╔══

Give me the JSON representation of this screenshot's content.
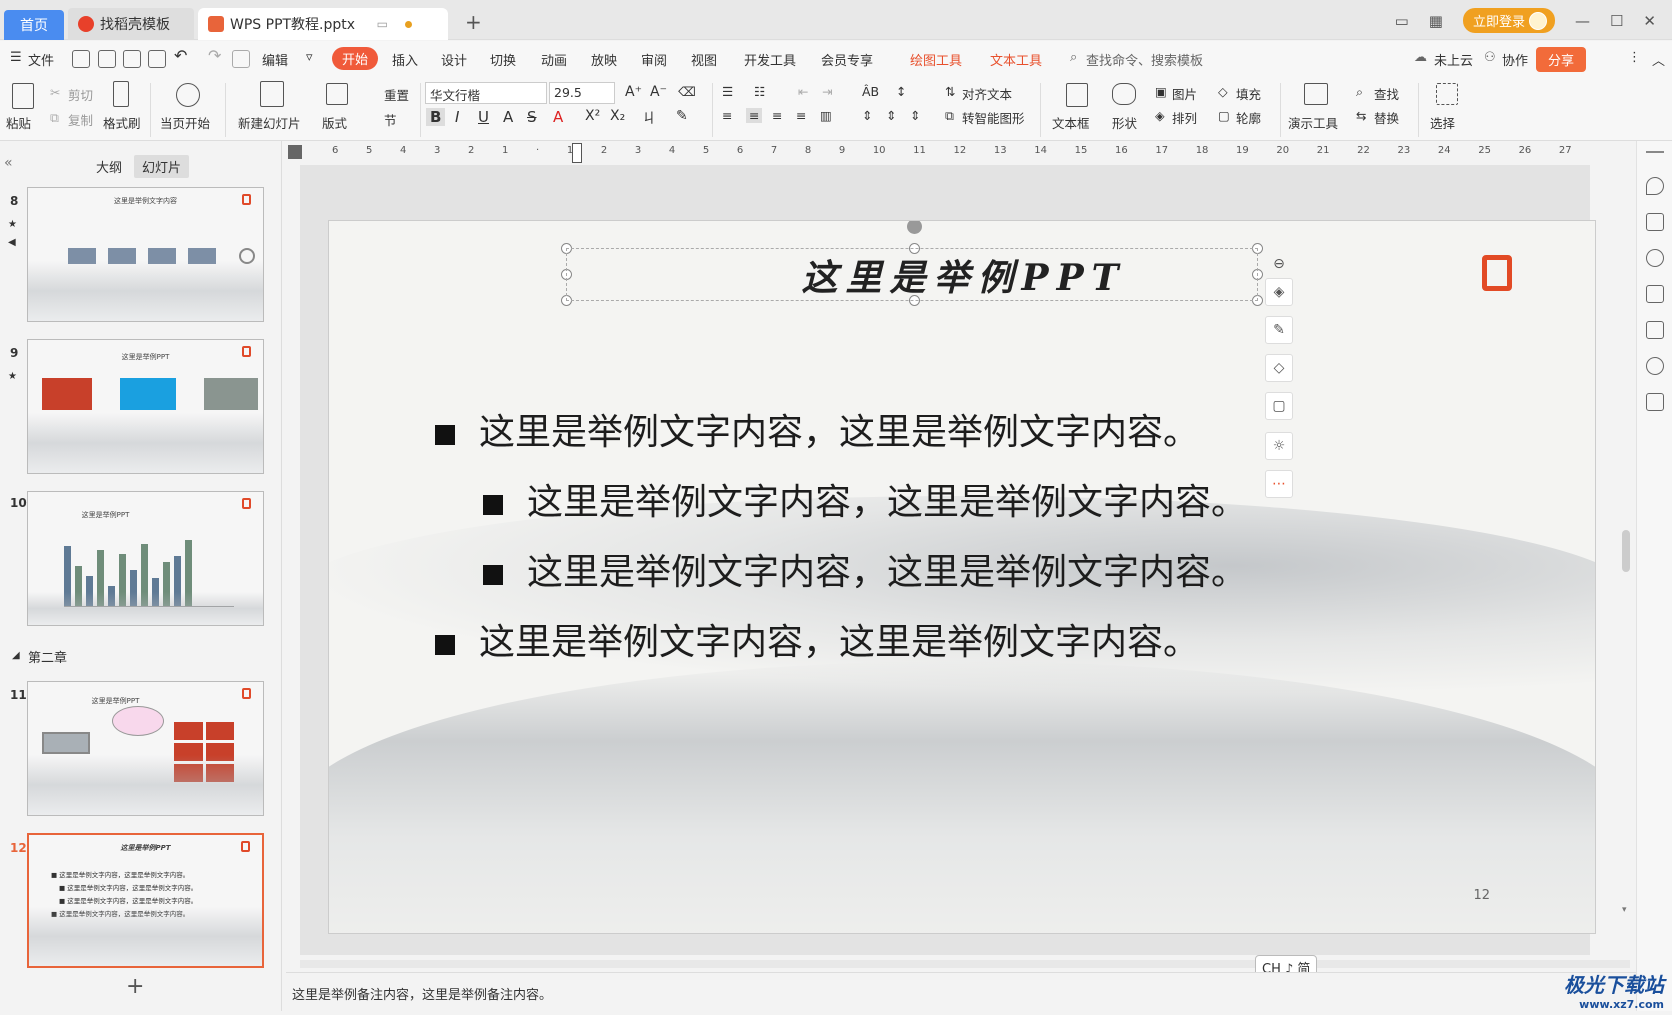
{
  "tabs": {
    "home": "首页",
    "template": "找稻壳模板",
    "document": "WPS PPT教程.pptx",
    "add": "+"
  },
  "titlebar": {
    "login": "立即登录"
  },
  "menu": {
    "file": "文件",
    "edit": "编辑",
    "start": "开始",
    "insert": "插入",
    "design": "设计",
    "switch": "切换",
    "animation": "动画",
    "slideshow": "放映",
    "review": "审阅",
    "view": "视图",
    "devtools": "开发工具",
    "member": "会员专享",
    "draw_tools": "绘图工具",
    "text_tools": "文本工具",
    "search": "查找命令、搜索模板",
    "cloud": "未上云",
    "collab": "协作",
    "share": "分享"
  },
  "ribbon": {
    "paste": "粘贴",
    "cut": "剪切",
    "copy": "复制",
    "format_painter": "格式刷",
    "from_first": "当页开始",
    "new_slide": "新建幻灯片",
    "layout": "版式",
    "reset": "重置",
    "section": "节",
    "font_name": "华文行楷",
    "font_size": "29.5",
    "align_text": "对齐文本",
    "smart_shape": "转智能图形",
    "textbox": "文本框",
    "shape": "形状",
    "picture": "图片",
    "arrange": "排列",
    "fill": "填充",
    "outline": "轮廓",
    "present_tools": "演示工具",
    "find": "查找",
    "replace": "替换",
    "select": "选择"
  },
  "left_panel": {
    "tab_outline": "大纲",
    "tab_slides": "幻灯片",
    "section_two": "第二章",
    "add": "+",
    "slides": [
      {
        "num": "8",
        "title": "这里是举例文字内容"
      },
      {
        "num": "9",
        "title": "这里是举例PPT"
      },
      {
        "num": "10",
        "title": "这里是举例PPT"
      },
      {
        "num": "11",
        "title": "这里是举例PPT"
      },
      {
        "num": "12",
        "title": "这里是举例PPT"
      }
    ]
  },
  "ruler": {
    "ticks": [
      "6",
      "5",
      "4",
      "3",
      "2",
      "1",
      "",
      "1",
      "2",
      "3",
      "4",
      "5",
      "6",
      "7",
      "8",
      "9",
      "10",
      "11",
      "12",
      "13",
      "14",
      "15",
      "16",
      "17",
      "18",
      "19",
      "20",
      "21",
      "22",
      "23",
      "24",
      "25",
      "26",
      "27"
    ]
  },
  "slide": {
    "title": "这里是举例PPT",
    "bullets": [
      {
        "level": 1,
        "text": "这里是举例文字内容，这里是举例文字内容。"
      },
      {
        "level": 2,
        "text": "这里是举例文字内容，这里是举例文字内容。"
      },
      {
        "level": 2,
        "text": "这里是举例文字内容，这里是举例文字内容。"
      },
      {
        "level": 1,
        "text": "这里是举例文字内容，这里是举例文字内容。"
      }
    ],
    "page_number": "12"
  },
  "notes": "这里是举例备注内容，这里是举例备注内容。",
  "ime": "CH ♪ 简",
  "watermark": {
    "name": "极光下载站",
    "url": "www.xz7.com"
  },
  "colors": {
    "accent": "#f05a3a",
    "home_tab": "#4a8cf0",
    "login": "#f0a020"
  }
}
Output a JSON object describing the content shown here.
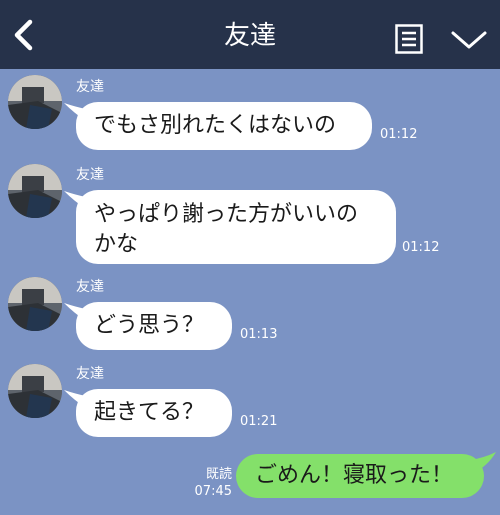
{
  "header": {
    "title": "友達"
  },
  "messages": [
    {
      "sender": "友達",
      "text": "でもさ別れたくはないの",
      "time": "01:12"
    },
    {
      "sender": "友達",
      "line1": "やっぱり謝った方がいいの",
      "line2": "かな",
      "time": "01:12"
    },
    {
      "sender": "友達",
      "text": "どう思う？",
      "time": "01:13"
    },
    {
      "sender": "友達",
      "text": "起きてる？",
      "time": "01:21"
    }
  ],
  "mine": {
    "read_label": "既読",
    "time": "07:45",
    "text": "ごめん！寝取った！"
  },
  "colors": {
    "header_bg": "#26324a",
    "chat_bg": "#7b93c4",
    "incoming_bubble": "#ffffff",
    "outgoing_bubble": "#84e06a"
  },
  "icons": [
    "back-chevron-icon",
    "menu-list-icon",
    "chevron-down-icon",
    "avatar-photo"
  ]
}
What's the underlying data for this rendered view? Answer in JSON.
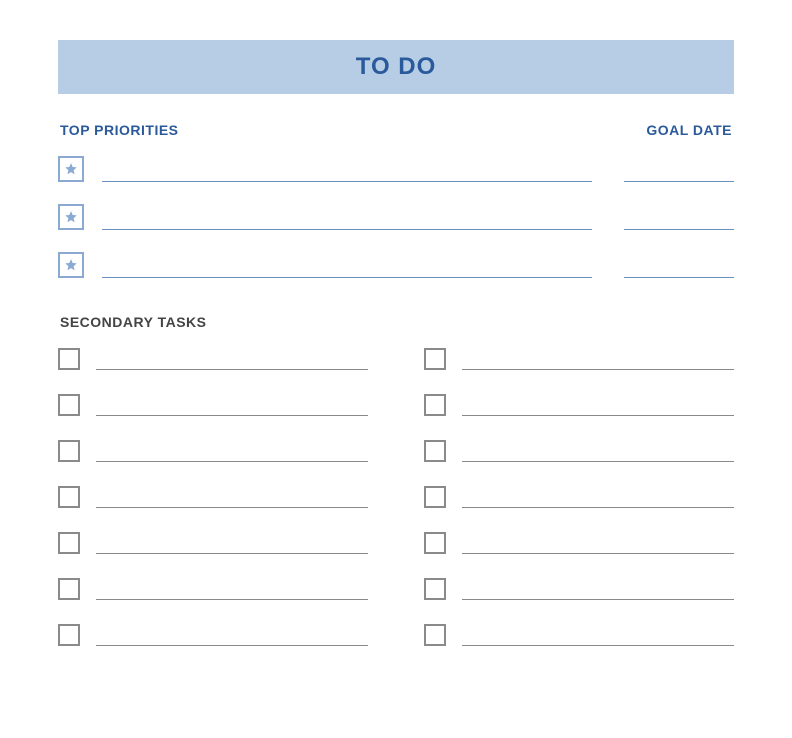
{
  "header": {
    "title": "TO DO"
  },
  "priorities": {
    "label": "TOP PRIORITIES",
    "goal_date_label": "GOAL DATE",
    "rows": [
      {
        "task": "",
        "goal_date": ""
      },
      {
        "task": "",
        "goal_date": ""
      },
      {
        "task": "",
        "goal_date": ""
      }
    ]
  },
  "secondary": {
    "label": "SECONDARY TASKS",
    "left": [
      {
        "task": ""
      },
      {
        "task": ""
      },
      {
        "task": ""
      },
      {
        "task": ""
      },
      {
        "task": ""
      },
      {
        "task": ""
      },
      {
        "task": ""
      }
    ],
    "right": [
      {
        "task": ""
      },
      {
        "task": ""
      },
      {
        "task": ""
      },
      {
        "task": ""
      },
      {
        "task": ""
      },
      {
        "task": ""
      },
      {
        "task": ""
      }
    ]
  },
  "colors": {
    "header_bg": "#B7CDE5",
    "accent": "#2A5A9C",
    "priority_line": "#6B8FBF",
    "secondary_line": "#8a8a8a"
  }
}
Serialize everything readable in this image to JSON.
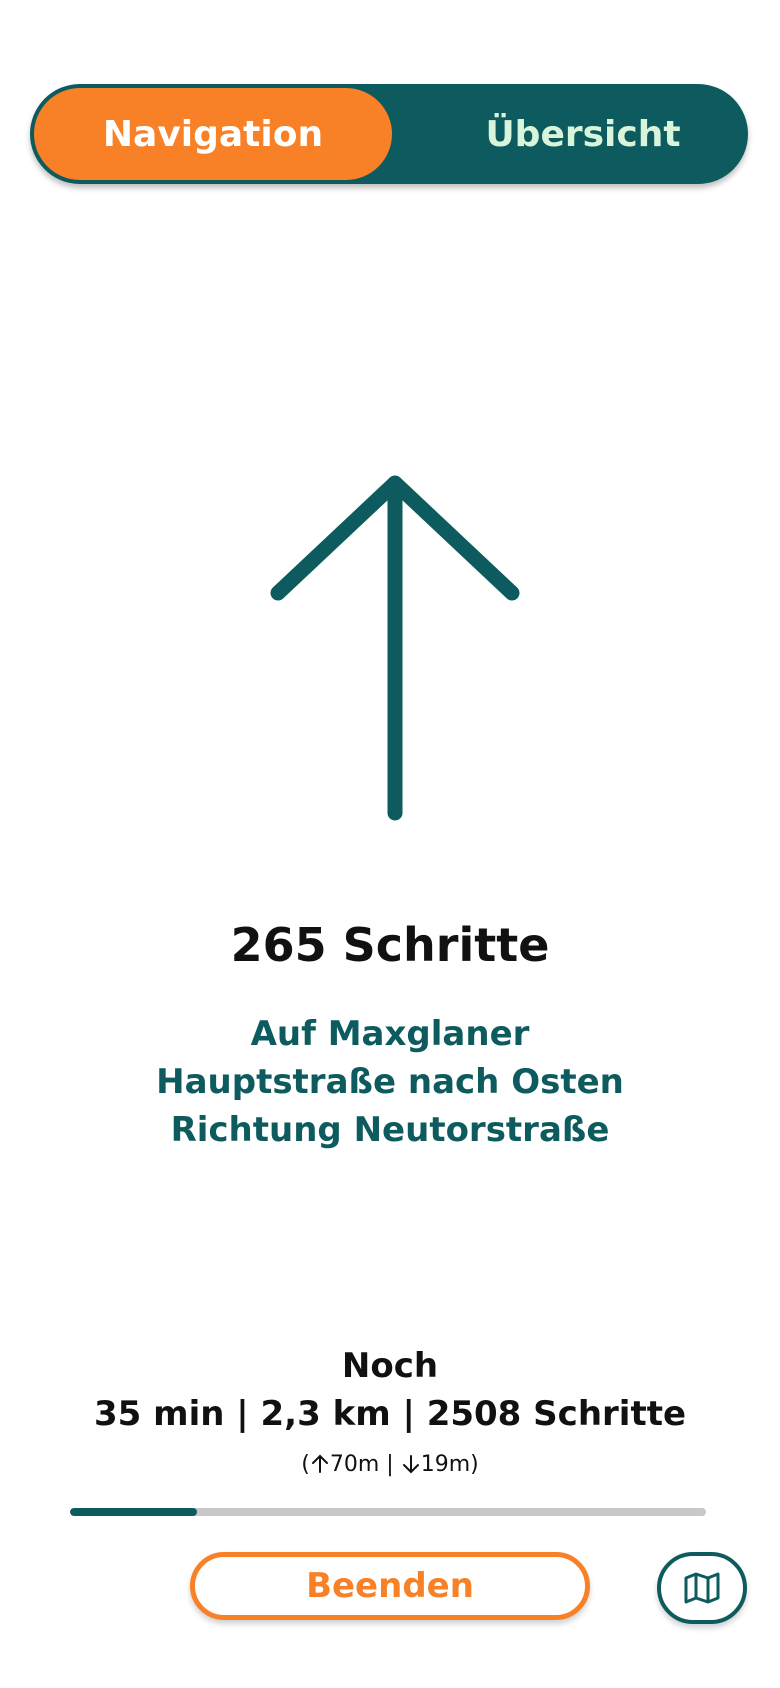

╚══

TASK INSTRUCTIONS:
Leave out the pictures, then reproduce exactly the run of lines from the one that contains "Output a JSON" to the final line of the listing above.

ANSWER TO THIS TASK:
Output a JSON object describing the content shown here.
{
  "header": {
    "title": "友達"
  },
  "messages": [
    {
      "sender": "友達",
      "text": "でもさ別れたくはないの",
      "time": "01:12"
    },
    {
      "sender": "友達",
      "line1": "やっぱり謝った方がいいの",
      "line2": "かな",
      "time": "01:12"
    },
    {
      "sender": "友達",
      "text": "どう思う？",
      "time": "01:13"
    },
    {
      "sender": "友達",
      "text": "起きてる？",
      "time": "01:21"
    }
  ],
  "mine": {
    "read_label": "既読",
    "time": "07:45",
    "text": "ごめん！寝取った！"
  },
  "colors": {
    "header_bg": "#26324a",
    "chat_bg": "#7b93c4",
    "incoming_bubble": "#ffffff",
    "outgoing_bubble": "#84e06a"
  },
  "icons": [
    "back-chevron-icon",
    "menu-list-icon",
    "chevron-down-icon",
    "avatar-photo"
  ]
}
What's the underlying data for this rendered view? Answer in JSON.
{
  "header": {
    "title": "TO DO"
  },
  "priorities": {
    "label": "TOP PRIORITIES",
    "goal_date_label": "GOAL DATE",
    "rows": [
      {
        "task": "",
        "goal_date": ""
      },
      {
        "task": "",
        "goal_date": ""
      },
      {
        "task": "",
        "goal_date": ""
      }
    ]
  },
  "secondary": {
    "label": "SECONDARY TASKS",
    "left": [
      {
        "task": ""
      },
      {
        "task": ""
      },
      {
        "task": ""
      },
      {
        "task": ""
      },
      {
        "task": ""
      },
      {
        "task": ""
      },
      {
        "task": ""
      }
    ],
    "right": [
      {
        "task": ""
      },
      {
        "task": ""
      },
      {
        "task": ""
      },
      {
        "task": ""
      },
      {
        "task": ""
      },
      {
        "task": ""
      },
      {
        "task": ""
      }
    ]
  },
  "colors": {
    "header_bg": "#B7CDE5",
    "accent": "#2A5A9C",
    "priority_line": "#6B8FBF",
    "secondary_line": "#8a8a8a"
  }
}
Serialize everything readable in this image to JSON.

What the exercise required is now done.